PROBLEM:
Reproduce the whole of the data exactly.

◇ ◇ ◇

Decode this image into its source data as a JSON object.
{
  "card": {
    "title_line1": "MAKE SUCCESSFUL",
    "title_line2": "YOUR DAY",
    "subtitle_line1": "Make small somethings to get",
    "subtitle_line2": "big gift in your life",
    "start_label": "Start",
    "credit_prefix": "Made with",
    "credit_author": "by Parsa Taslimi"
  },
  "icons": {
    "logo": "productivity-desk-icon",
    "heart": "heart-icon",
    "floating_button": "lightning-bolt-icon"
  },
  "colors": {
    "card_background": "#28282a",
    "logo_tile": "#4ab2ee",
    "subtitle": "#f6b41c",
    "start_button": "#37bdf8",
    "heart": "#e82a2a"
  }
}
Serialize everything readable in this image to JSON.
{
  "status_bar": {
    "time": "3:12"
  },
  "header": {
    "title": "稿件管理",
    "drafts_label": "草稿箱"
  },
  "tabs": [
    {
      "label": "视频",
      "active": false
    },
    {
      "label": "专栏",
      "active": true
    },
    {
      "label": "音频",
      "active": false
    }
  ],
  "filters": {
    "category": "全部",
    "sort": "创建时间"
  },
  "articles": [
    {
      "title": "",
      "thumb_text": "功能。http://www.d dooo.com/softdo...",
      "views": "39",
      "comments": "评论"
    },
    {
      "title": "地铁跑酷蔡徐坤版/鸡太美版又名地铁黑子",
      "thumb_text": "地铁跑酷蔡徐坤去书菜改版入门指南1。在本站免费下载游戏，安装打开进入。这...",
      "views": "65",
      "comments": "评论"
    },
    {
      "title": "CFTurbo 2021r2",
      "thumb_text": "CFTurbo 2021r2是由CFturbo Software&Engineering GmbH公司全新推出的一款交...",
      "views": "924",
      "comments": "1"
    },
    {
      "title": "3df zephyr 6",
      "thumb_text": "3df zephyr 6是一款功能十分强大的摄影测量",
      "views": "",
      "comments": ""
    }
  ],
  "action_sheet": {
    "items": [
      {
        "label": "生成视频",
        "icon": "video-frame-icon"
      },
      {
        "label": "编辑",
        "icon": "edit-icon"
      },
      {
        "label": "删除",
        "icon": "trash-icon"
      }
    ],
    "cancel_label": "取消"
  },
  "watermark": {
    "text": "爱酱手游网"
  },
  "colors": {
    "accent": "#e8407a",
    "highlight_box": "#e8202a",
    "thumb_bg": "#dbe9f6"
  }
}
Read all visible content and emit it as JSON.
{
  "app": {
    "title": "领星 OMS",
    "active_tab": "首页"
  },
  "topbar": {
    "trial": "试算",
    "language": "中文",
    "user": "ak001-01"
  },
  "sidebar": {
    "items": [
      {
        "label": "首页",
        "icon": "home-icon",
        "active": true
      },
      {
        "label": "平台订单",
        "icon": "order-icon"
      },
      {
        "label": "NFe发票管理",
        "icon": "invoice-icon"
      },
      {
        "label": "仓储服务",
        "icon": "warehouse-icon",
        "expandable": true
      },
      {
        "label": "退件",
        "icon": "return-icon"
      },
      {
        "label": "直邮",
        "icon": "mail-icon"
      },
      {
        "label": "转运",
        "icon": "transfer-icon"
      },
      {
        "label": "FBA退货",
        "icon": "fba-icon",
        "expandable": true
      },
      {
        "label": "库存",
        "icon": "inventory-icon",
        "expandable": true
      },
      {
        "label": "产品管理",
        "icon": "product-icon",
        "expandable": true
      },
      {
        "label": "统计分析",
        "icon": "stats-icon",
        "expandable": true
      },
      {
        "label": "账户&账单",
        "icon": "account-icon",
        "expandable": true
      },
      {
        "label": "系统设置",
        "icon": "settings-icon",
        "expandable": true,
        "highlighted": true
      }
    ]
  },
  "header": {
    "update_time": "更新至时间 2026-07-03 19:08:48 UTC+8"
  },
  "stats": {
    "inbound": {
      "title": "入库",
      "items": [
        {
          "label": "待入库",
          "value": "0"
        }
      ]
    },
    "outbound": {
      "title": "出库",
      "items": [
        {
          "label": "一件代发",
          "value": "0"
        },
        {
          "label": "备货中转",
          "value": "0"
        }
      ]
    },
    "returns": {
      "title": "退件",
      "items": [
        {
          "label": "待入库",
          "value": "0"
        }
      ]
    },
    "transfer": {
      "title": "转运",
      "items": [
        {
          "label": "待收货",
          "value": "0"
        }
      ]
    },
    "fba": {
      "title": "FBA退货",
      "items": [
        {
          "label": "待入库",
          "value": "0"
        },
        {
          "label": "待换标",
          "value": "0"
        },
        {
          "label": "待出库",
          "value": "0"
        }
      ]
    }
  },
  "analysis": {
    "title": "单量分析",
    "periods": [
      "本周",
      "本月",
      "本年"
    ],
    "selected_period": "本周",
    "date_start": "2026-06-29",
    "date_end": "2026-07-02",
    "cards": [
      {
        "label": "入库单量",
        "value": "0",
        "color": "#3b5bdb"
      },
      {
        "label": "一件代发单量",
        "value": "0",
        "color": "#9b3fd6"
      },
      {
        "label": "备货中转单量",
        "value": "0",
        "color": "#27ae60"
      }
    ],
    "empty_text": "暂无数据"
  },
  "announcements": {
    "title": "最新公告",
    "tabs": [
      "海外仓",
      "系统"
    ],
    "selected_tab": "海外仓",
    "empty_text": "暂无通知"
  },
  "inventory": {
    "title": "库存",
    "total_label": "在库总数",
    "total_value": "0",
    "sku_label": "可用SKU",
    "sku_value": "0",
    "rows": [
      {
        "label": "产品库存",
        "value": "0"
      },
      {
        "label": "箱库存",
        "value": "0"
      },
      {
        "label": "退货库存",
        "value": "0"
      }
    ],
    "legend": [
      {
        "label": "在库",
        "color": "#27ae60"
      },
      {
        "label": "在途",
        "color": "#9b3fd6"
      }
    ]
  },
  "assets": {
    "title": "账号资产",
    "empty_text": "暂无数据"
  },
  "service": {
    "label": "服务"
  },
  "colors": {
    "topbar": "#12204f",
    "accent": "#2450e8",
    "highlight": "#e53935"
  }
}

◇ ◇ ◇

RESULT:
Decode this image into its source data as a JSON object.
{
  "card": {
    "title_line1": "MAKE SUCCESSFUL",
    "title_line2": "YOUR DAY",
    "subtitle_line1": "Make small somethings to get",
    "subtitle_line2": "big gift in your life",
    "start_label": "Start",
    "credit_prefix": "Made with",
    "credit_author": "by Parsa Taslimi"
  },
  "icons": {
    "logo": "productivity-desk-icon",
    "heart": "heart-icon",
    "floating_button": "lightning-bolt-icon"
  },
  "colors": {
    "card_background": "#28282a",
    "logo_tile": "#4ab2ee",
    "subtitle": "#f6b41c",
    "start_button": "#37bdf8",
    "heart": "#e82a2a"
  }
}
Serialize everything readable in this image to JSON.
{
  "status_bar": {
    "time": "3:12"
  },
  "header": {
    "title": "稿件管理",
    "drafts_label": "草稿箱"
  },
  "tabs": [
    {
      "label": "视频",
      "active": false
    },
    {
      "label": "专栏",
      "active": true
    },
    {
      "label": "音频",
      "active": false
    }
  ],
  "filters": {
    "category": "全部",
    "sort": "创建时间"
  },
  "articles": [
    {
      "title": "",
      "thumb_text": "功能。http://www.d dooo.com/softdo...",
      "views": "39",
      "comments": "评论"
    },
    {
      "title": "地铁跑酷蔡徐坤版/鸡太美版又名地铁黑子",
      "thumb_text": "地铁跑酷蔡徐坤去书菜改版入门指南1。在本站免费下载游戏，安装打开进入。这...",
      "views": "65",
      "comments": "评论"
    },
    {
      "title": "CFTurbo 2021r2",
      "thumb_text": "CFTurbo 2021r2是由CFturbo Software&Engineering GmbH公司全新推出的一款交...",
      "views": "924",
      "comments": "1"
    },
    {
      "title": "3df zephyr 6",
      "thumb_text": "3df zephyr 6是一款功能十分强大的摄影测量",
      "views": "",
      "comments": ""
    }
  ],
  "action_sheet": {
    "items": [
      {
        "label": "生成视频",
        "icon": "video-frame-icon"
      },
      {
        "label": "编辑",
        "icon": "edit-icon"
      },
      {
        "label": "删除",
        "icon": "trash-icon"
      }
    ],
    "cancel_label": "取消"
  },
  "watermark": {
    "text": "爱酱手游网"
  },
  "colors": {
    "accent": "#e8407a",
    "highlight_box": "#e8202a",
    "thumb_bg": "#dbe9f6"
  }
}
Read all visible content and emit it as JSON.
{
  "app": {
    "title": "领星 OMS",
    "active_tab": "首页"
  },
  "topbar": {
    "trial": "试算",
    "language": "中文",
    "user": "ak001-01"
  },
  "sidebar": {
    "items": [
      {
        "label": "首页",
        "icon": "home-icon",
        "active": true
      },
      {
        "label": "平台订单",
        "icon": "order-icon"
      },
      {
        "label": "NFe发票管理",
        "icon": "invoice-icon"
      },
      {
        "label": "仓储服务",
        "icon": "warehouse-icon",
        "expandable": true
      },
      {
        "label": "退件",
        "icon": "return-icon"
      },
      {
        "label": "直邮",
        "icon": "mail-icon"
      },
      {
        "label": "转运",
        "icon": "transfer-icon"
      },
      {
        "label": "FBA退货",
        "icon": "fba-icon",
        "expandable": true
      },
      {
        "label": "库存",
        "icon": "inventory-icon",
        "expandable": true
      },
      {
        "label": "产品管理",
        "icon": "product-icon",
        "expandable": true
      },
      {
        "label": "统计分析",
        "icon": "stats-icon",
        "expandable": true
      },
      {
        "label": "账户&账单",
        "icon": "account-icon",
        "expandable": true
      },
      {
        "label": "系统设置",
        "icon": "settings-icon",
        "expandable": true,
        "highlighted": true
      }
    ]
  },
  "header": {
    "update_time": "更新至时间 2026-07-03 19:08:48 UTC+8"
  },
  "stats": {
    "inbound": {
      "title": "入库",
      "items": [
        {
          "label": "待入库",
          "value": "0"
        }
      ]
    },
    "outbound": {
      "title": "出库",
      "items": [
        {
          "label": "一件代发",
          "value": "0"
        },
        {
          "label": "备货中转",
          "value": "0"
        }
      ]
    },
    "returns": {
      "title": "退件",
      "items": [
        {
          "label": "待入库",
          "value": "0"
        }
      ]
    },
    "transfer": {
      "title": "转运",
      "items": [
        {
          "label": "待收货",
          "value": "0"
        }
      ]
    },
    "fba": {
      "title": "FBA退货",
      "items": [
        {
          "label": "待入库",
          "value": "0"
        },
        {
          "label": "待换标",
          "value": "0"
        },
        {
          "label": "待出库",
          "value": "0"
        }
      ]
    }
  },
  "analysis": {
    "title": "单量分析",
    "periods": [
      "本周",
      "本月",
      "本年"
    ],
    "selected_period": "本周",
    "date_start": "2026-06-29",
    "date_end": "2026-07-02",
    "cards": [
      {
        "label": "入库单量",
        "value": "0",
        "color": "#3b5bdb"
      },
      {
        "label": "一件代发单量",
        "value": "0",
        "color": "#9b3fd6"
      },
      {
        "label": "备货中转单量",
        "value": "0",
        "color": "#27ae60"
      }
    ],
    "empty_text": "暂无数据"
  },
  "announcements": {
    "title": "最新公告",
    "tabs": [
      "海外仓",
      "系统"
    ],
    "selected_tab": "海外仓",
    "empty_text": "暂无通知"
  },
  "inventory": {
    "title": "库存",
    "total_label": "在库总数",
    "total_value": "0",
    "sku_label": "可用SKU",
    "sku_value": "0",
    "rows": [
      {
        "label": "产品库存",
        "value": "0"
      },
      {
        "label": "箱库存",
        "value": "0"
      },
      {
        "label": "退货库存",
        "value": "0"
      }
    ],
    "legend": [
      {
        "label": "在库",
        "color": "#27ae60"
      },
      {
        "label": "在途",
        "color": "#9b3fd6"
      }
    ]
  },
  "assets": {
    "title": "账号资产",
    "empty_text": "暂无数据"
  },
  "service": {
    "label": "服务"
  },
  "colors": {
    "topbar": "#12204f",
    "accent": "#2450e8",
    "highlight": "#e53935"
  }
}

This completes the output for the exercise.